Tag: data classification

Data Classification Fail: Data Stolen at Apple Car

Confidentiality Oaths and Stolen Secrets As Bloomberg first reported, an Apple Inc. engineer has been charged with stealing data from the company that contained car secrets for a prototype driverless car. Jizhong Chen had been working for Apple for about six months, signing a strict confidentiality oath upon being hired.  According to another Apple

XYZ Without Classification – is just (weak) XYZ

It is very clear what I’ve been spouting for years – perimeter security technologies WITHOUT end-user guided, steward-approved and maintained classifications result in lack luster performance, capabilities and increased user frustration – making the (significant) investment negated and oft-times ineffectual. Do you (CIO, CISO, VP InfoSec, SecArch, SecEng, etc.) want

99 days…

Today – we are now <100 (our site shows 99 right now!) days away from GDPR becoming law across the European Union.  As we’ve discussed before – this legislation has world wide implications and I feel (and have validated with many other experts) that this will probably be more intense

Classification and GDPR Compliance – Why?

The Requirement for Classification as part of GDPR Compliance Data privacy in the scope of the GDPR requires a clear understanding of the data you retain.
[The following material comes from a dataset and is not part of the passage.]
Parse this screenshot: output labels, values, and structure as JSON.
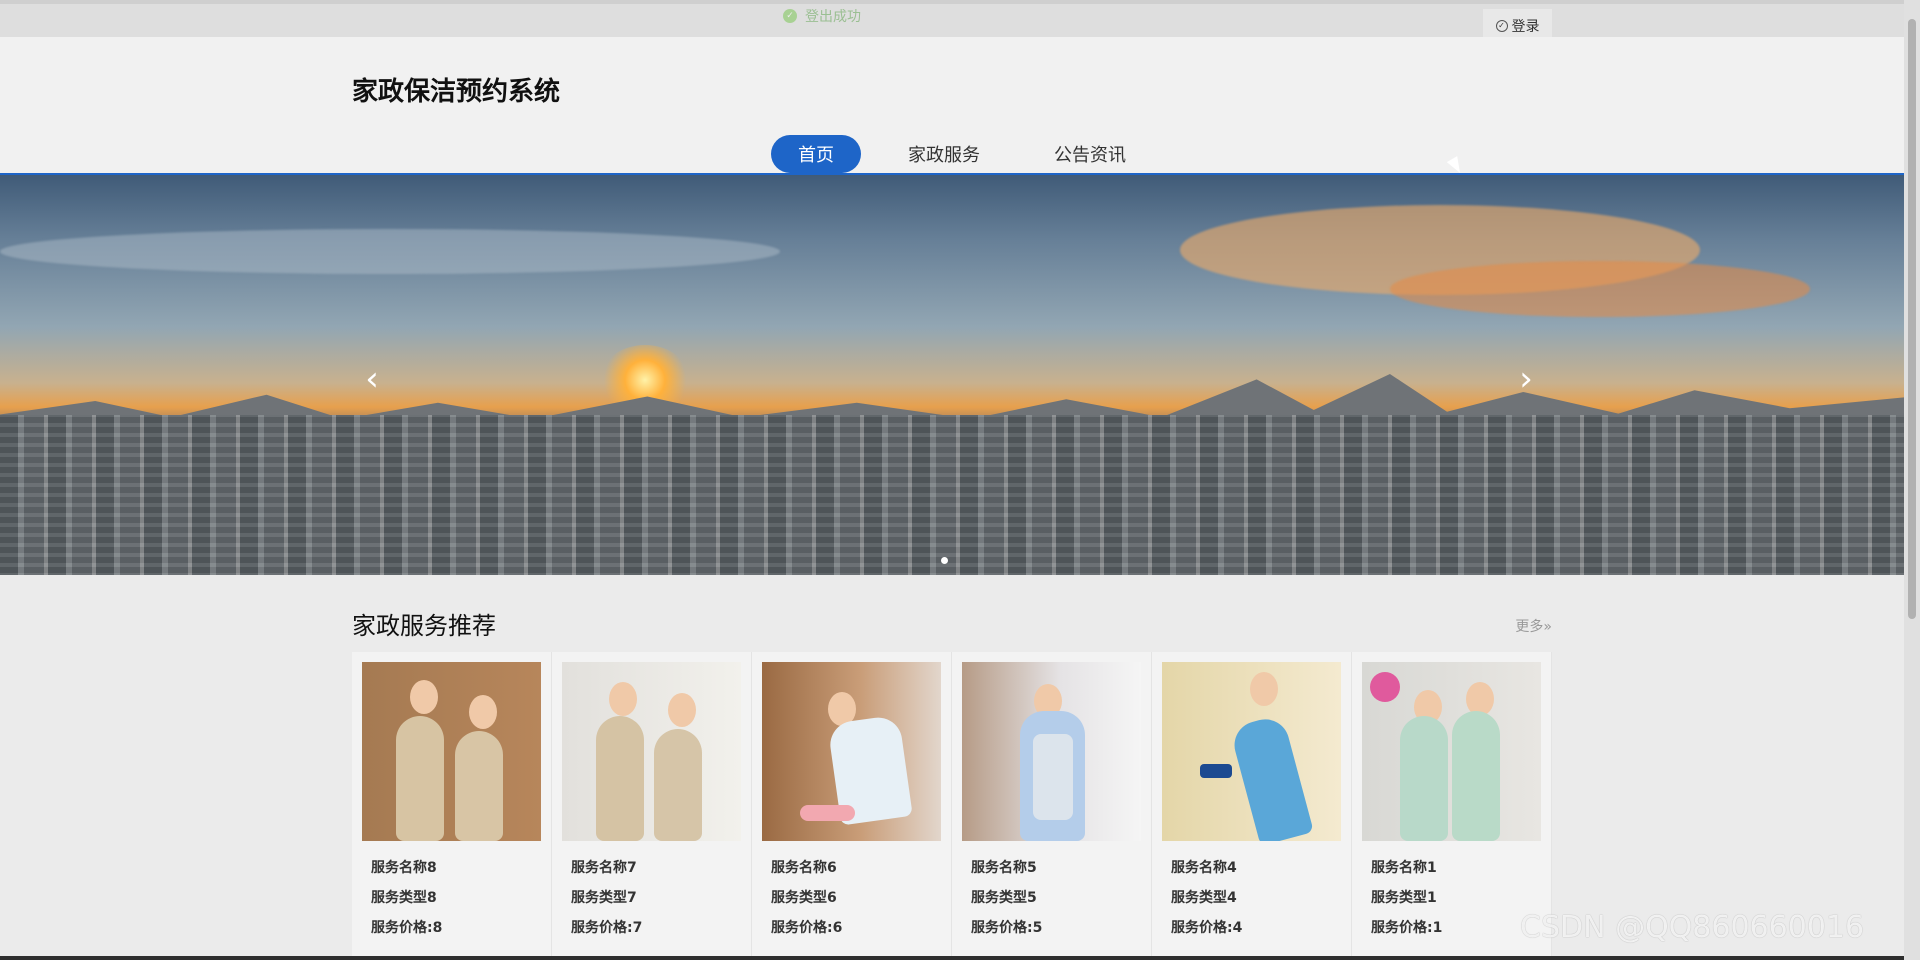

What type of data is being stored, where it is being stored, and who is accessing it are the guiding principles, and classification of this data


ClassiDocs is making generally available an industry-first Artificial Intelligence for Data Classification – adding to its significant technology and market differentiators for structured and unstructured data sets. “Our labs have been researching for some time different technologies to help organizations approach the ultimate in data classification – classifying all data

The NEW classification 101 – The Why & The How

In this post I will reiterate what we have been presenting to partners, analysts and customers alike – from a ‘why we did this’ perspective to a ‘how we did this’ approach. As covered in the previous post, we built this product primarily out of frustration being a user of